Remember Who You Are

Disney’s, The Lion King, is an animated movie, Broadway play and now computer generated flick that just won’t go away. No matter what version it is in, there is one line that continues to grab my attention. It is found in the scene where the exiled heir to the throne, Simba, receives the will to return to his homeland and fight for what is rightfully his. You may remember it too.


Under the promise of seeing his father, Mufasa, again, the guru primate, Rafiki, leads Simba to a quiet pool of water and tells him to look down. “That’s not my father. That’s just my reflection,” Simba says sadly. Rafiki tells him that he is mistaken and that his father is actually alive; “You see, He lives in you.” Just then (with the proper musical score swelling in the background) the image of Mufasa appears overhead in a large cloud and a deep, mellifluous voice says, “Simba, you have forgotten me. You have forgotten who you are and so you have forgotten me.” And then he closes with this haunting phrase rolling like the thunder, “Remember who you are.”
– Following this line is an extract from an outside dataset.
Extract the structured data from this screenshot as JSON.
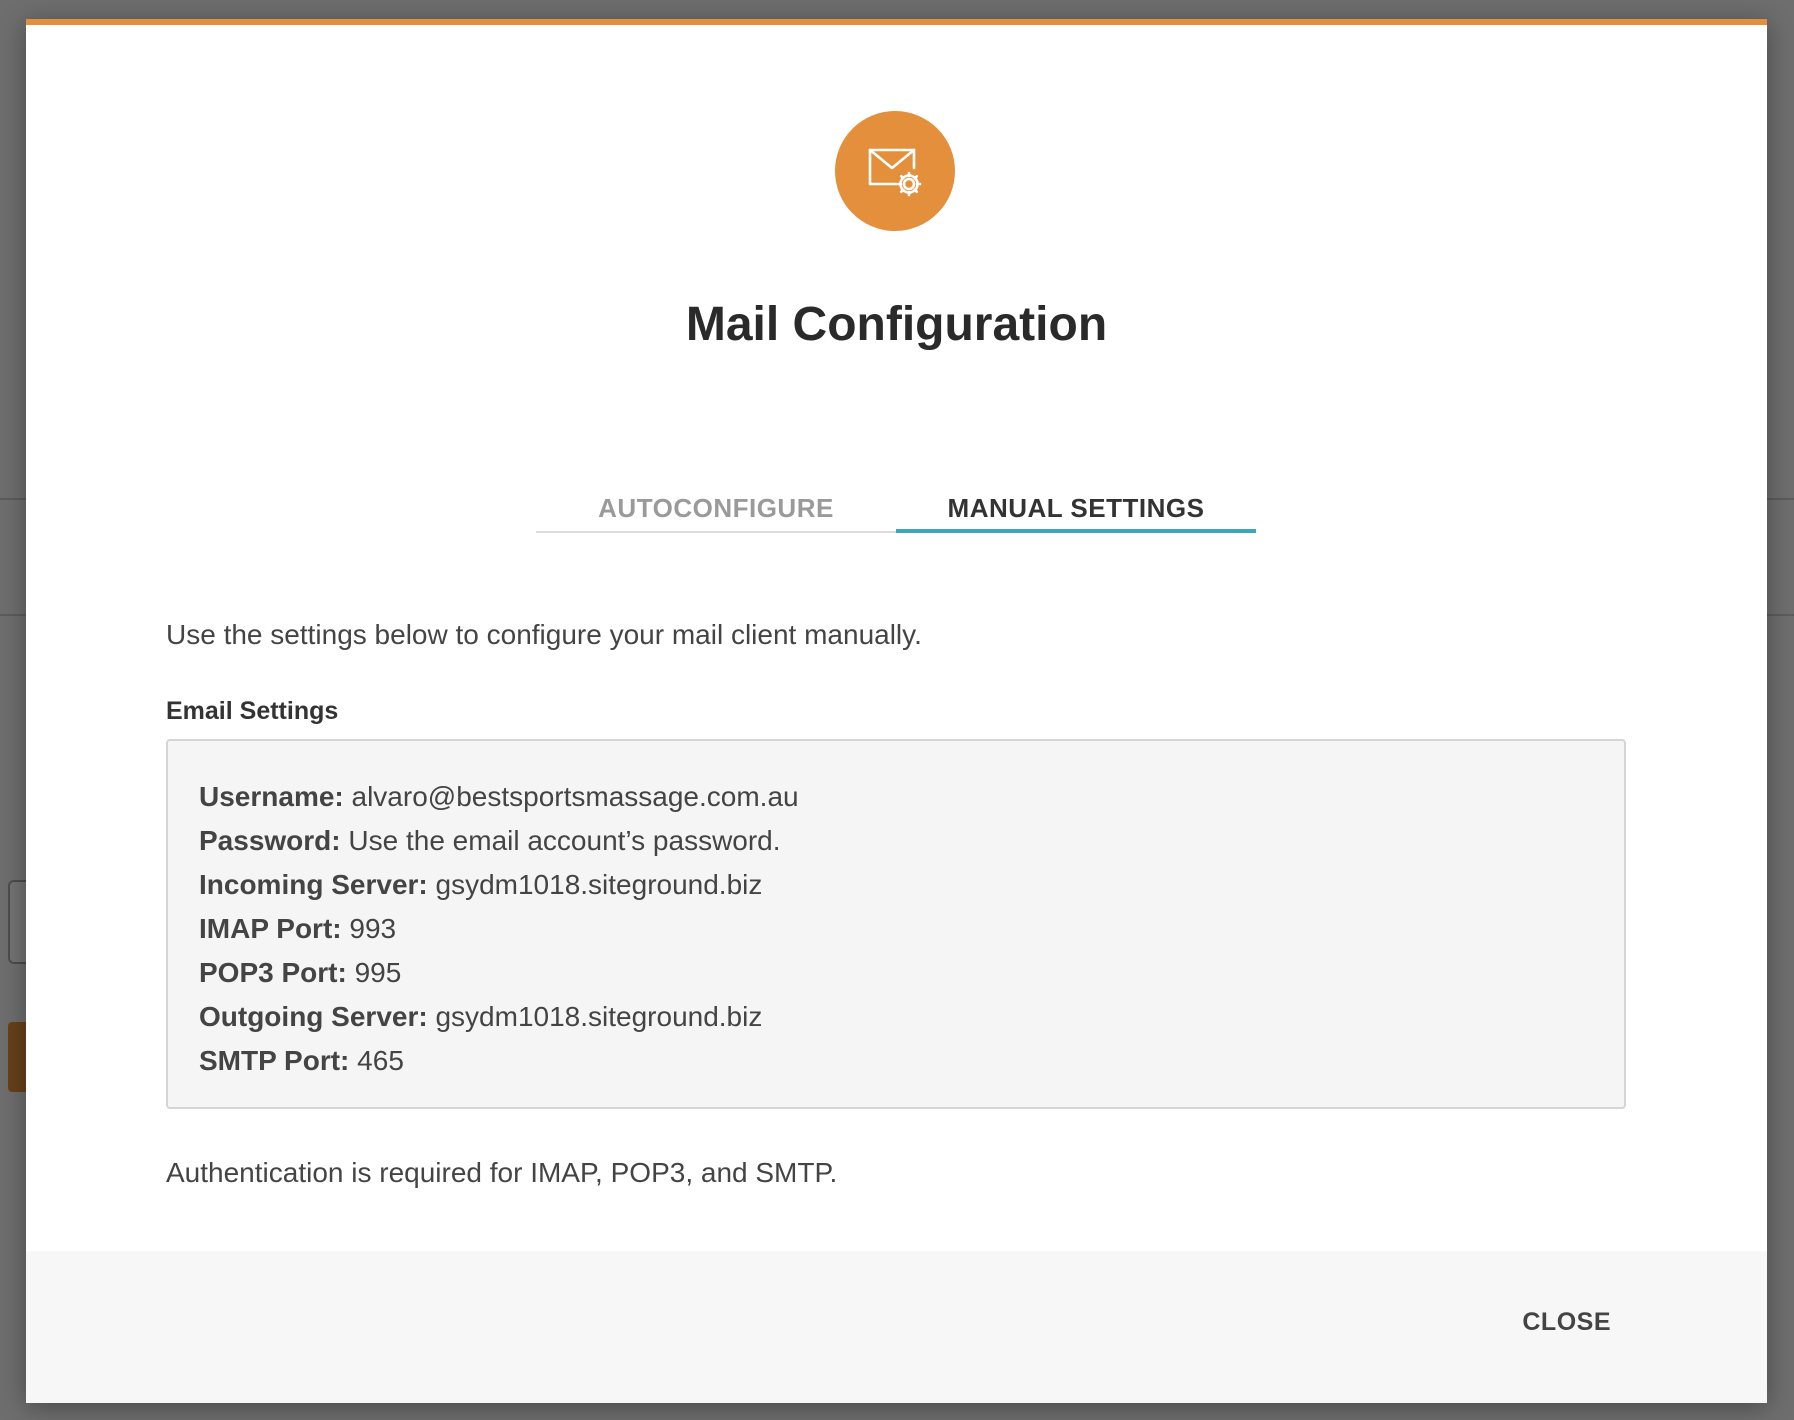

That scene still rings true to me today, because it touches something embedded deep into the way God made us. This call to “remember who you are” does not come from Disney; it comes from the Lord and we see the application of it in this week’s reading.


Nehemiah 9 records the moment when the returned exiles regain the will to pursue what is rightfully theirs—the promises God gave to their fathers—and they do this by remembering who they are. The Levites (today we’d call them worship leaders) told the people to “Stand up and praise the LORD your God, who is from everlasting to everlasting.” So the people stood and praised the everlasting, unchanging, covenant-keeping God by remembering all He had done for them. Reading verses 5-31 is more than a historical overview; it is a template for our own worship and for our own moments when we reengage the call God has placed on our lives.


As I read it, I was struck by how their worldview had the Lord woven into every area of their lives. They knew of no split between the secular and the sacred; God’s hand and purpose were found in every part of their life’s fabric. For this reason, the entire story can be reviewed. None of it needed be hidden. The challenges, the suffering, the abuse placed on them by others and the tragedy that happened to them by nature are all within God’s control and part of God’s unfolding plan for them. And throughout this tale of trial, we see the consistency of God’s unchanging character coming through again and again. He redeems them. He reveals to them what they need to know. He supplies what they need. He illumines, guides and instructs because He “is a forgiving God, gracious and compassionate, slow to anger and abounding in love” (v.17). He is the gracious, merciful and patient God of great compassion who delivers them “time after time” (vs. 27-31). God’s unchanging character of love is their starting point and the lens through which they make sense of all that has happened to them.


As they reviewed their history, I noticed another theme that we have seen several times before. God’s rest and blessing seems to lead them to disregard God’s ways while struggle and need tend to drive them toward Him. (Well, that last part is not always the case. Sometimes trouble and need drove the people to seek relief from sources other than God, but in the end it is always learned that only the great and compassionate God has the power to truly save.)


“Remember who you are” is more than a great line from a memorable movie. It is necessary part of being able to apply the gospel to our daily lives. If you are in Christ Jesus, then there is now no condemnation for you and no one can even bring a charge against you (Romans 8:1, 31-34). If this is the case, why do you condemn yourself or let the words of another who speaks accusations against you “stick” to you? You are the beloved child of the Father and you carry His Spirit as a deposit, guaranteeing that you will inherit His full promise (Romans 8:15-16; 2 Corinthians 5:5; Ephesians 1:13-14). If this is the case, why do you feel like an orphan, alone and without support or hope in this fallen world? He has made you alive in Christ and made you His masterpiece, commissioning you with purpose to do good works that He prepared in advance for you to do (Eph 2:1-10). If this is so… can finish the sentence.


I know one of my tendencies is to move too quickly from one thing to the next, moving so fast that I don’t take the time to notice the Lord’s hand and work in my life. If you are like me, perhaps this weekend of giving thanks would be a good time to pause, acknowledge God’s love and power and then simply review the large sections of your life through the lens of His unchanging character. Remember to review the entire story. There is no need to leave anything out. How did the two of you meet? How did He support you in the hard times? How did He celebrate with you in the good times? As you review, remember to keep your eyes open for the “common miracles,” those things that we take for granted every day (when was the last time you went without food or adequate shelter?). When I read verse 21, I wonder if they marveled at this miracle or if they took it for granted and then I wonder what I might be taking for granted, even today.


The gospel of Jesus Christ has changed our lives. We dare not forget what the Lord has done and we dare not get distracted and begin to drift (Hebrews 2:1). Like the example seen in so many of the Psalms, it helps to reengage regularly (daily?) with the story of God’s work in our lives. In doing so, we may just begin to see more clearly who we are and whose we are so that we might embrace more fully that which is rightfully ours in Christ.


Listening, pondering and remembering with you,